Two short weeks from today we await the arrival of April’s full moon. Many cultures have assigned meaningful names to each month’s full moon, some of which have remained in use today, like September’s Harvest Moon. April’s moon has many names, among them Pink Moon, named for the wild ground phlox, or “pink” that blooms in profusion, the Sprouting Grass Moon, or the Fish Moon, honoring the upstream migration of fish to spawn. Most meaningful to our family tribe, however, is the designation Full Egg Moon. This is the full moon we suspect may deliver our baby.
Besides coinciding with the obstetrical calendar’s estimation of a due date, we have other reasons for this sneaking suspicion. Isadora arrived with the Harvest Moon, a full week late but perfectly developed and modestly sized. Long ago, when we had daily, regular contact with the moon in its phases, the rhythms of life were intimately tied to the gentle syncopation of the heavens.
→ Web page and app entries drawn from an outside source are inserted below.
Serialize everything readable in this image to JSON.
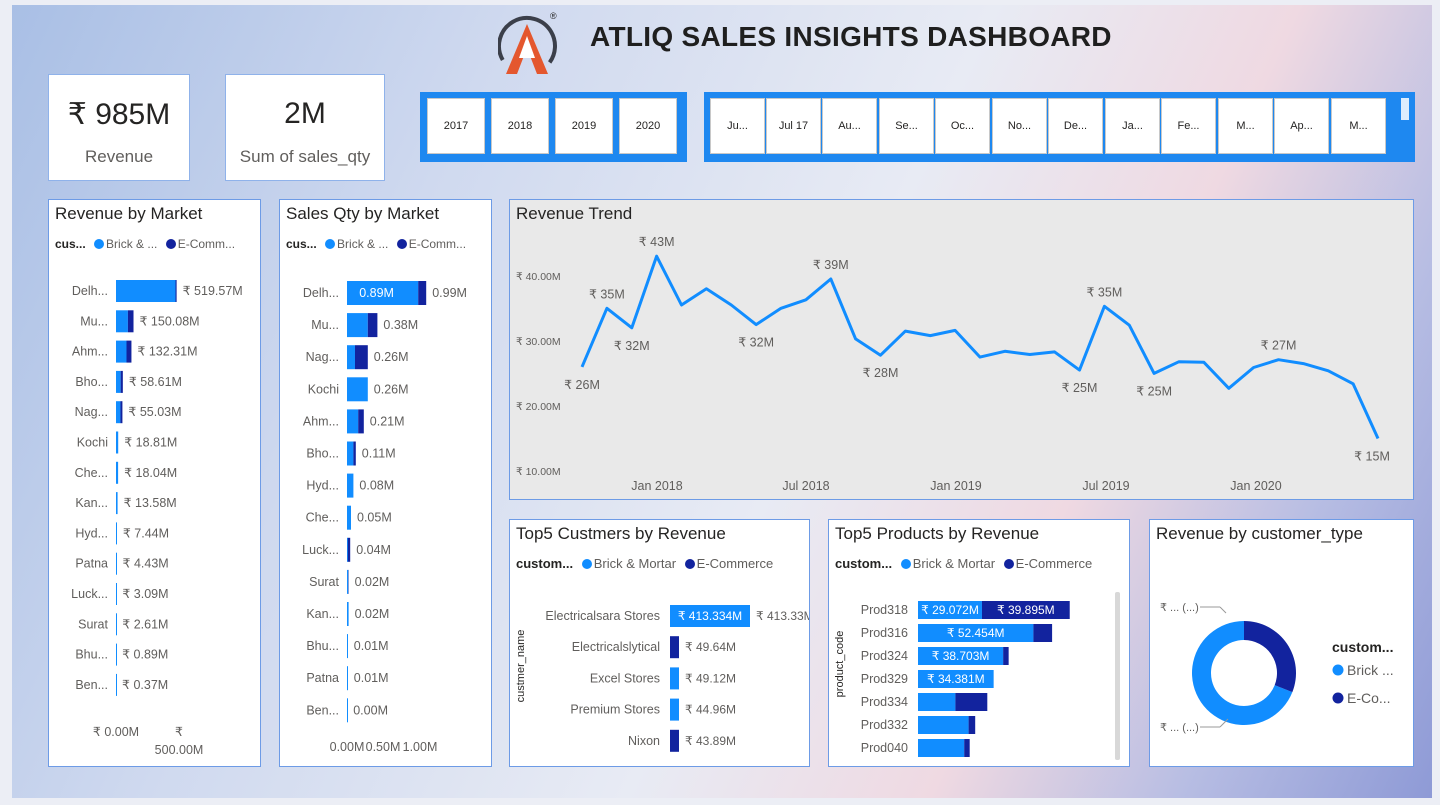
{
  "header": {
    "title": "ATLIQ SALES INSIGHTS DASHBOARD",
    "registered_mark": "®"
  },
  "colors": {
    "brick": "#118dff",
    "ecom": "#12239e",
    "logo_orange": "#e4572e",
    "logo_dark": "#3b3f4a"
  },
  "kpis": [
    {
      "value": "₹ 985M",
      "label": "Revenue"
    },
    {
      "value": "2M",
      "label": "Sum of sales_qty"
    }
  ],
  "year_slicer": [
    "2017",
    "2018",
    "2019",
    "2020"
  ],
  "month_slicer": [
    "Ju...",
    "Jul 17",
    "Au...",
    "Se...",
    "Oc...",
    "No...",
    "De...",
    "Ja...",
    "Fe...",
    "M...",
    "Ap...",
    "M..."
  ],
  "legend_common": {
    "brick_short": "Brick & ...",
    "ecom_short": "E-Comm...",
    "brick_full": "Brick & Mortar",
    "ecom_full": "E-Commerce"
  },
  "chart_data": [
    {
      "id": "revenue_by_market",
      "type": "bar",
      "title": "Revenue by Market",
      "legend_title": "cus...",
      "categories": [
        "Delh...",
        "Mu...",
        "Ahm...",
        "Bho...",
        "Nag...",
        "Kochi",
        "Che...",
        "Kan...",
        "Hyd...",
        "Patna",
        "Luck...",
        "Surat",
        "Bhu...",
        "Ben..."
      ],
      "series": [
        {
          "name": "Brick & ...",
          "values": [
            510,
            102,
            90,
            40,
            38,
            18.81,
            18.04,
            13.58,
            7.44,
            4.43,
            3.09,
            2.61,
            0.89,
            0.37
          ]
        },
        {
          "name": "E-Comm...",
          "values": [
            9.57,
            48.08,
            42.31,
            18.61,
            17.03,
            0,
            0,
            0,
            0,
            0,
            0,
            0,
            0,
            0
          ]
        }
      ],
      "data_labels": [
        "₹ 519.57M",
        "₹ 150.08M",
        "₹ 132.31M",
        "₹ 58.61M",
        "₹ 55.03M",
        "₹ 18.81M",
        "₹ 18.04M",
        "₹ 13.58M",
        "₹ 7.44M",
        "₹ 4.43M",
        "₹ 3.09M",
        "₹ 2.61M",
        "₹ 0.89M",
        "₹ 0.37M"
      ],
      "x_ticks": [
        "₹ 0.00M",
        "₹",
        "500.00M"
      ],
      "xlim": [
        0,
        600
      ]
    },
    {
      "id": "sales_qty_by_market",
      "type": "bar",
      "title": "Sales Qty by Market",
      "legend_title": "cus...",
      "categories": [
        "Delh...",
        "Mu...",
        "Nag...",
        "Kochi",
        "Ahm...",
        "Bho...",
        "Hyd...",
        "Che...",
        "Luck...",
        "Surat",
        "Kan...",
        "Bhu...",
        "Patna",
        "Ben..."
      ],
      "series": [
        {
          "name": "Brick & ...",
          "values": [
            0.89,
            0.26,
            0.1,
            0.26,
            0.14,
            0.08,
            0.08,
            0.05,
            0.01,
            0.015,
            0.02,
            0.01,
            0.01,
            0.003
          ]
        },
        {
          "name": "E-Comm...",
          "values": [
            0.1,
            0.12,
            0.16,
            0,
            0.07,
            0.03,
            0,
            0,
            0.03,
            0.005,
            0,
            0,
            0,
            0
          ]
        }
      ],
      "inner_label": "0.89M",
      "data_labels": [
        "0.99M",
        "0.38M",
        "0.26M",
        "0.26M",
        "0.21M",
        "0.11M",
        "0.08M",
        "0.05M",
        "0.04M",
        "0.02M",
        "0.02M",
        "0.01M",
        "0.01M",
        "0.00M"
      ],
      "x_ticks": [
        "0.00M",
        "0.50M",
        "1.00M"
      ],
      "xlim": [
        0,
        1.0
      ]
    },
    {
      "id": "revenue_trend",
      "type": "line",
      "title": "Revenue Trend",
      "x": [
        "2017-06",
        "2017-07",
        "2017-08",
        "2017-09",
        "2017-10",
        "2017-11",
        "2017-12",
        "2018-01",
        "2018-02",
        "2018-03",
        "2018-04",
        "2018-05",
        "2018-06",
        "2018-07",
        "2018-08",
        "2018-09",
        "2018-10",
        "2018-11",
        "2018-12",
        "2019-01",
        "2019-02",
        "2019-03",
        "2019-04",
        "2019-05",
        "2019-06",
        "2019-07",
        "2019-08",
        "2019-09",
        "2019-10",
        "2019-11",
        "2019-12",
        "2020-01",
        "2020-02",
        "2020-03",
        "2020-04",
        "2020-05",
        "2020-06"
      ],
      "values": [
        26,
        35,
        32,
        43,
        35.5,
        38,
        35.5,
        32.5,
        35,
        36.3,
        39.5,
        30.3,
        27.8,
        31.5,
        30.8,
        31.6,
        27.5,
        28.4,
        27.9,
        28.3,
        25.5,
        35.3,
        32.4,
        25,
        26.8,
        26.7,
        22.7,
        25.9,
        27.1,
        26.5,
        25.4,
        23.4,
        15
      ],
      "point_labels": [
        {
          "index": 0,
          "text": "₹ 26M"
        },
        {
          "index": 1,
          "text": "₹ 35M"
        },
        {
          "index": 2,
          "text": "₹ 32M"
        },
        {
          "index": 3,
          "text": "₹ 43M"
        },
        {
          "index": 7,
          "text": "₹ 32M"
        },
        {
          "index": 10,
          "text": "₹ 39M"
        },
        {
          "index": 12,
          "text": "₹ 28M"
        },
        {
          "index": 20,
          "text": "₹ 25M"
        },
        {
          "index": 21,
          "text": "₹ 35M"
        },
        {
          "index": 23,
          "text": "₹ 25M"
        },
        {
          "index": 28,
          "text": "₹ 27M"
        },
        {
          "index": 32,
          "text": "₹ 15M"
        }
      ],
      "y_ticks": [
        "₹ 40.00M",
        "₹ 30.00M",
        "₹ 20.00M",
        "₹ 10.00M"
      ],
      "y_tick_values": [
        40,
        30,
        20,
        10
      ],
      "x_ticks": [
        "Jan 2018",
        "Jul 2018",
        "Jan 2019",
        "Jul 2019",
        "Jan 2020"
      ],
      "ylim": [
        10,
        45
      ]
    },
    {
      "id": "top5_customers",
      "type": "bar",
      "title": "Top5 Custmers by Revenue",
      "legend_title": "custom...",
      "y_axis_label": "custmer_name",
      "categories": [
        "Electricalsara Stores",
        "Electricalslytical",
        "Excel Stores",
        "Premium Stores",
        "Nixon"
      ],
      "series": [
        {
          "name": "Brick & Mortar",
          "values": [
            413.334,
            0,
            49.12,
            44.96,
            0
          ]
        },
        {
          "name": "E-Commerce",
          "values": [
            0,
            49.64,
            0,
            0,
            43.89
          ]
        }
      ],
      "inner_label": "₹ 413.334M",
      "data_labels": [
        "₹ 413.33M",
        "₹ 49.64M",
        "₹ 49.12M",
        "₹ 44.96M",
        "₹ 43.89M"
      ],
      "xlim": [
        0,
        420
      ]
    },
    {
      "id": "top5_products",
      "type": "bar",
      "title": "Top5 Products by Revenue",
      "legend_title": "custom...",
      "y_axis_label": "product_code",
      "categories": [
        "Prod318",
        "Prod316",
        "Prod324",
        "Prod329",
        "Prod334",
        "Prod332",
        "Prod040"
      ],
      "series": [
        {
          "name": "Brick & Mortar",
          "values": [
            29.072,
            52.454,
            38.703,
            34.381,
            17,
            23,
            21
          ]
        },
        {
          "name": "E-Commerce",
          "values": [
            39.895,
            8.5,
            2.5,
            0,
            14.5,
            3,
            2.5
          ]
        }
      ],
      "brick_labels": [
        "₹ 29.072M",
        "₹ 52.454M",
        "₹ 38.703M",
        "₹ 34.381M",
        "",
        "",
        ""
      ],
      "ecom_labels": [
        "₹ 39.895M",
        "",
        "",
        "",
        "",
        "",
        ""
      ],
      "xlim": [
        0,
        75
      ]
    },
    {
      "id": "revenue_by_customer_type",
      "type": "pie",
      "title": "Revenue by customer_type",
      "legend_title": "custom...",
      "slices": [
        {
          "name": "Brick ...",
          "value": 69
        },
        {
          "name": "E-Co...",
          "value": 31
        }
      ],
      "slice_labels": [
        "₹ ... (...)",
        "₹ ... (...)"
      ]
    }
  ]
}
Womens’ cycles were said to be in sync with those of the moon, resulting in widespread fertility occurring at the same time the full moon illuminated the night sky. A possible explanation for the full moon’s reputation for crazy-making? Perhaps.
I first became aware of the possible influence a full moon had over birth around this time in my last pregnancy. I was feverishly reading and rereading birth stories to prepare for the natural, drug-free birth I was planning and noticed that a few of these accounts knowingly acknowledged the full moon. As my own due date came and went, I happened to check on the date of the next full moon. A full week after my due date? Surely I wouldn’t have to wait that long! Sure enough. From the tub in the Birth Center I snuck glimpses of that moon, drawing from it a sustaining strength and a reverence for the magical quality it possessed. From that point on, we both nourished that reverence and cultivated a constant awareness of the phases of the moon. Comments about the current phase became as commonplace between us as comments about the weather. We’ve been known to call each other to point out the extraordinary beauty of a particular night’s moon if we’re apart. And with this new awareness came a subtle synchronizing of my own cycle with that of the moon.
How fitting, then, if this baby chooses the Egg Moon for a birthday, riding the luminous glow of the full moon from the heavens into our world. Yet I can’t quite fathom how this belly can get any BIGGER, and, moon aside, wouldn’t be very surprised if the time came sooner rather than later. Two more weeks does seem like a lo-o-o-ng time. Either way, we’ll soon have our answer. And our baby.